We previously showed that immature CD166+ osteoblasts (OB) promote hematopoietic stem cell (HSC) function. Here, we demonstrate that CD166 is a functional HSC marker that identifies both murine and human long-term repopulating cells. Both murine LSKCD48-CD166+CD150 + and LSKCD48-CD166+CD150+CD9 + cells, as well as human Lin-CD34+CD38 -CD49f+CD166+ cells sustained significantly higher levels of chimerism in primary and secondary recipients than CD166 - cells. CD166-/- knockout (KO) LSK cells engrafted poorly in wild-type (WT) recipients and KO bone marrow cells failed to radioprotect lethally irradiated WT recipients. CD166-/- hosts supported short-term, but not long-term WT HSC engraftment, confirming that loss of CD166 is detrimental to the competence of the hematopoietic niche. CD166-/- mice were significantly more sensitive to hematopoietic stress. Marrow-homed transplanted WT hematopoietic cells lodged closer to the recipient endosteum than CD166-/- cells, suggesting that HSC-OB homophilic CD166 interactions are critical for HSC engraftment. STAT3 has 3 binding sites on the CD166 promoter and STAT3 inhibition reduced CD166 expression, suggesting that both CD166 and STAT3 may be functionally coupled and involved inHSCcompetence.

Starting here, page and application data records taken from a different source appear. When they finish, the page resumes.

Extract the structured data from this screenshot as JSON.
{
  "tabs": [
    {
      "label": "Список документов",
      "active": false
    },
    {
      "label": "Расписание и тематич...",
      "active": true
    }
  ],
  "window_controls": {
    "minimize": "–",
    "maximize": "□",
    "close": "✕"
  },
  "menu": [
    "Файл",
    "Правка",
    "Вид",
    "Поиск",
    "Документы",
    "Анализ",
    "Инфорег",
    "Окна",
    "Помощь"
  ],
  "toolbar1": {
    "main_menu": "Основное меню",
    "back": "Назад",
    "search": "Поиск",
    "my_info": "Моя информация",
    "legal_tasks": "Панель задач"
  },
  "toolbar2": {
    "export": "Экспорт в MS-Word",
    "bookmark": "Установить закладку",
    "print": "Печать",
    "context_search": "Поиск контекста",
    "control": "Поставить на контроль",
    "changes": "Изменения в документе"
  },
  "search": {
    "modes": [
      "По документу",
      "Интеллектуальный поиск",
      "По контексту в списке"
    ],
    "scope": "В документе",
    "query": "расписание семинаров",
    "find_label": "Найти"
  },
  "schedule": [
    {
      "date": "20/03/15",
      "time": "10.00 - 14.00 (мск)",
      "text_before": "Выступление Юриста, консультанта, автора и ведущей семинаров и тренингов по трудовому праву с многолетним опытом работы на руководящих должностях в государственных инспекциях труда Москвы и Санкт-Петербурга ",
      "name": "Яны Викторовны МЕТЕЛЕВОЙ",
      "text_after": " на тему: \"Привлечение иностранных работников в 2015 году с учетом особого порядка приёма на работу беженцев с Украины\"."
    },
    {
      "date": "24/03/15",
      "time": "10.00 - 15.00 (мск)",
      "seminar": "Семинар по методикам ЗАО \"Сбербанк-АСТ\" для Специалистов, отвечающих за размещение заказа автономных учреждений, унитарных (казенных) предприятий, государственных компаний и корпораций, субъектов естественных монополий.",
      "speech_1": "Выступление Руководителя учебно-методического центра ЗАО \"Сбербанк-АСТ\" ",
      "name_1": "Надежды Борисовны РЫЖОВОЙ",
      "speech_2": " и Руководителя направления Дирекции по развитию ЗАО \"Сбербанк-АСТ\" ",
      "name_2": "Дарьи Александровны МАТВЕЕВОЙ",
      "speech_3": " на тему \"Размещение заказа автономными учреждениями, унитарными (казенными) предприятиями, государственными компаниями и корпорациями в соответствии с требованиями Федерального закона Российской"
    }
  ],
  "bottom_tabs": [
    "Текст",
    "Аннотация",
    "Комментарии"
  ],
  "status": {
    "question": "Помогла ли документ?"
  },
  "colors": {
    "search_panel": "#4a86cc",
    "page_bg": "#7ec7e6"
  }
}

These studies illustrate the significance of CD166 in the identification and engraftment of HSC and in HSC-niche interactions, and suggest that CD166 expression can bemodulated to enhance HSC function.
ASJC Scopus subject areas
- Cell Biology